The Departures Modern Glossary May 2011

Bendik Kaltenborn

Departures defines the terms that are redefining the way we speak now.


The use of computer crimes in facilitating a form of political activism

The word “hacktivism” has been in use since the late 1990s, and the related term “hacktivist” is even older, making its appearance in 1995. Although the word has existed since shortly after computer hacking entered public consciousness, “hacktivism” has enjoyed a remarkable burst of popularity with the recent interest in WikiLeaks, an organization that some feel is criminal and most agree is activist.

Flash Crash

A large and seemingly inexplicable decline in the stock market occurring over an extremely short period of time

On May 6, 2010, the stock market fell about 700 points in a matter of minutes before largely recovering, in what soon came to be known as “the flash crash.” Since then, there have been reports of other, less dramatic flash crashes. It’s unclear whether it’s simply the reduplicative nature of the phrase that appeals to us (much as “zoot suit” or “hurly-burly” does), or whether it is the phrase’s usefulness that gives it traction.
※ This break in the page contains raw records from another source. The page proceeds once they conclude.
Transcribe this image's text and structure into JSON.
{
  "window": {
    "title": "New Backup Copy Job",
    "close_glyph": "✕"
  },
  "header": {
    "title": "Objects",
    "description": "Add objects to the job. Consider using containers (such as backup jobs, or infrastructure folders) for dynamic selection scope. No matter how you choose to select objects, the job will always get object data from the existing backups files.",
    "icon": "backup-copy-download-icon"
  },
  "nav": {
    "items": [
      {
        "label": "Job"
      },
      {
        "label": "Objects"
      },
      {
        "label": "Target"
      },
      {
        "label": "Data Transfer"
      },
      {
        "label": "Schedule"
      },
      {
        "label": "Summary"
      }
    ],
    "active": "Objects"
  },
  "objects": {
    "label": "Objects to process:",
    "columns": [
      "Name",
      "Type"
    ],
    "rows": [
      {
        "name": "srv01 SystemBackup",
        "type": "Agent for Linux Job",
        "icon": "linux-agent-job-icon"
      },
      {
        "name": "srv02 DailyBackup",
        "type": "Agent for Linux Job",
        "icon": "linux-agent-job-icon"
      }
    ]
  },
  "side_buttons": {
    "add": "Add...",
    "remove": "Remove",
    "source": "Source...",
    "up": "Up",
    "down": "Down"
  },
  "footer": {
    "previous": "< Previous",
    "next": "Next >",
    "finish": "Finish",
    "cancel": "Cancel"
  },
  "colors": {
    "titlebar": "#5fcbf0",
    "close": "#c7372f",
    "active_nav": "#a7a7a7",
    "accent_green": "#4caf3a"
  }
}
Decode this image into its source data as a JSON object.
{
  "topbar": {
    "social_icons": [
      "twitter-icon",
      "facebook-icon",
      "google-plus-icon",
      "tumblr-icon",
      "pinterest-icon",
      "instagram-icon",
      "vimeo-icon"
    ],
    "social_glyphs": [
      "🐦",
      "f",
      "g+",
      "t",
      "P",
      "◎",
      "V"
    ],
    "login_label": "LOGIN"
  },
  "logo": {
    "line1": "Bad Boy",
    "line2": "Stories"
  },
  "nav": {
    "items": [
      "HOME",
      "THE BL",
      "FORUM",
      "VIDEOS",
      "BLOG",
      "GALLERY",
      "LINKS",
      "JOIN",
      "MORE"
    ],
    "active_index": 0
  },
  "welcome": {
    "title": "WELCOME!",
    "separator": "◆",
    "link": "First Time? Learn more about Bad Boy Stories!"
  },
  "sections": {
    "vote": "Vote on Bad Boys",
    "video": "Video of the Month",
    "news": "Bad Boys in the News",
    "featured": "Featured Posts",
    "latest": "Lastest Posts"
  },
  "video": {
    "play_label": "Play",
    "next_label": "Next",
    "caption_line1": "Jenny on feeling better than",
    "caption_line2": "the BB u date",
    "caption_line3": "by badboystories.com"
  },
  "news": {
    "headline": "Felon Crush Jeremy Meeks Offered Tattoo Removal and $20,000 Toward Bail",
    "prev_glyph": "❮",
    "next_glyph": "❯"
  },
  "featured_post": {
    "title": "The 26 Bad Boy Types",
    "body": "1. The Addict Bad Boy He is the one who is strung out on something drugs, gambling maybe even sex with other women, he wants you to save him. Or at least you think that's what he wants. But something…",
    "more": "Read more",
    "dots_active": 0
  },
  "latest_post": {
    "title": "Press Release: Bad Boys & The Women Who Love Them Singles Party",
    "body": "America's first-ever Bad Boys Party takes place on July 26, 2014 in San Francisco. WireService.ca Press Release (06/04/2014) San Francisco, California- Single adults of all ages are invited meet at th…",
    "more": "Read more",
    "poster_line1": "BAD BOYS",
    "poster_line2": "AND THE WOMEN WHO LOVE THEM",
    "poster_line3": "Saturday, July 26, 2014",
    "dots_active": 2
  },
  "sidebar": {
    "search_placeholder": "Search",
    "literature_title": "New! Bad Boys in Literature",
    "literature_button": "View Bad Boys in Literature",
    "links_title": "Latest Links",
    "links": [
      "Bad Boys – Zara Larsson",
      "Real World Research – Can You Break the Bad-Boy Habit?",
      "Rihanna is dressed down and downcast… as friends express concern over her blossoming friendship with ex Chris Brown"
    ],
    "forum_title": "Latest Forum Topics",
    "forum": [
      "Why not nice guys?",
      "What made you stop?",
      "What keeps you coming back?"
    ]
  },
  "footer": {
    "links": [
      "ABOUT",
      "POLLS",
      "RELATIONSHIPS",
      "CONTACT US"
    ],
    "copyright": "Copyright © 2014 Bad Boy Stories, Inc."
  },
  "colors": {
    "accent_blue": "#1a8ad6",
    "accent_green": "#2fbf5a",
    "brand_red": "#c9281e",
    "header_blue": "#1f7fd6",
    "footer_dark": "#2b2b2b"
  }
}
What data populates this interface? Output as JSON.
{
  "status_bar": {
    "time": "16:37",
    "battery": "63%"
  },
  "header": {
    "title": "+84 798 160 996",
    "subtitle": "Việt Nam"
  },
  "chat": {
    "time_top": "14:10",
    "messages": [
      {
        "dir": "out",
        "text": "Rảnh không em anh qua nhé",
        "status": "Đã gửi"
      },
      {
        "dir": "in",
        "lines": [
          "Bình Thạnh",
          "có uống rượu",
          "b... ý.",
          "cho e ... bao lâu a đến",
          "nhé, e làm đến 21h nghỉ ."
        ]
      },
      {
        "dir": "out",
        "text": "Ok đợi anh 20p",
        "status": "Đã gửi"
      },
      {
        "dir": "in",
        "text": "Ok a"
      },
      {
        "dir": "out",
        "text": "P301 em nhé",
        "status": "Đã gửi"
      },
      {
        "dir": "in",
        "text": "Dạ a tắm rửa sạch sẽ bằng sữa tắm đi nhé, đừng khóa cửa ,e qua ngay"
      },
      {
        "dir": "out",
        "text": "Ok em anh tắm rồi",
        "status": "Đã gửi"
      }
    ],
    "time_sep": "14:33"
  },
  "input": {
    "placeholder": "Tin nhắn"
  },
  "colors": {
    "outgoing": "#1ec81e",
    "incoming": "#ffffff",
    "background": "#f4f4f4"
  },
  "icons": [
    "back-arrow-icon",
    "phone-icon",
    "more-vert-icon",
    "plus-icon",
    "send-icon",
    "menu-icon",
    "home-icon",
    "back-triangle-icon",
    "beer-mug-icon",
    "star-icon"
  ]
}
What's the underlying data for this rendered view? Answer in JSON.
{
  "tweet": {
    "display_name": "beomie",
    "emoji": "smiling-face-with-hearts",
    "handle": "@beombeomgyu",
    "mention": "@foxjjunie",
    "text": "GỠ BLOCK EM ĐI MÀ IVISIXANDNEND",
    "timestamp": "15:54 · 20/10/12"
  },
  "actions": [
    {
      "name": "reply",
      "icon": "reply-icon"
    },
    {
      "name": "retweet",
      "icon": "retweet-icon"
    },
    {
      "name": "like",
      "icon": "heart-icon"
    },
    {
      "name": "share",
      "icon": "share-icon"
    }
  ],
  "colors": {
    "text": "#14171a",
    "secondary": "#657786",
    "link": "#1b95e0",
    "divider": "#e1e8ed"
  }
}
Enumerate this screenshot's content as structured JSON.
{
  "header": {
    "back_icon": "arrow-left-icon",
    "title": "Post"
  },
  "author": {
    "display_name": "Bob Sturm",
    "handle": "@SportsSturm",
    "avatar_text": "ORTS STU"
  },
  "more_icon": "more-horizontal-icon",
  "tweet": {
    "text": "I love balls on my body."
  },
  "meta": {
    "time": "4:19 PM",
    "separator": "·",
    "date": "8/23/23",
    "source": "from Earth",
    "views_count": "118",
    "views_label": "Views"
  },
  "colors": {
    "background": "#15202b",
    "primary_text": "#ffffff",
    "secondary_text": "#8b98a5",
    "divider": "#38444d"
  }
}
The outsourcing of work to a large group of unpaid volunteers or low-paid freelancers, usually addressing a specific task; also, the solicitation of comments or advice from a group

Though “crowdsourcing” is of relatively recent vintage—writer Jeff Howe was one of the first to put it in print, in a 2006 Wired article on its use for projects like gathering stock photography, developing TV shows and building Wikipedia—the practice is considerably older. One example is the Oxford English Dictionary: The first edition, released in bits and pieces between 1884 and 1928, relied on an army of unpaid crowdsourcers, recruited through advertisements, to compile the nearly 2.5 million literary citations that comprise the bulk of it.


The practice of substituting numbers or symbols for letters, especially in Internet chat

“L33tsp3@k” is an example of leetspeak. Considering that some, i.e., almost anyone over 30, view examples of leetspeak, such as “n00b” (for newbie) or “w00t” (to express glee), as irrefutable evidence of a generational decline in morals and intellect, it is amusing to note that “leet” comes from “elite.” It was developed by “elites” (in a chatroom or online gaming) to communicate over the heads of n00bs or to encrypt discussions of hacking.


The online posting of short entries frequently dealing with the events of one’s day

This practice, which includes Facebook status updates, tweets and Tumblr entries, has grown in popularity with the increased availability of smart phones—and the decrease in stigma attached to sharing one’s personal life with the entire world. The term is a fine example of a mule word, with roots in more than one distinct language: “Micro” comes from ancient Greek, and “blog” is a combination of “web” and “log,” two words with Old English origins.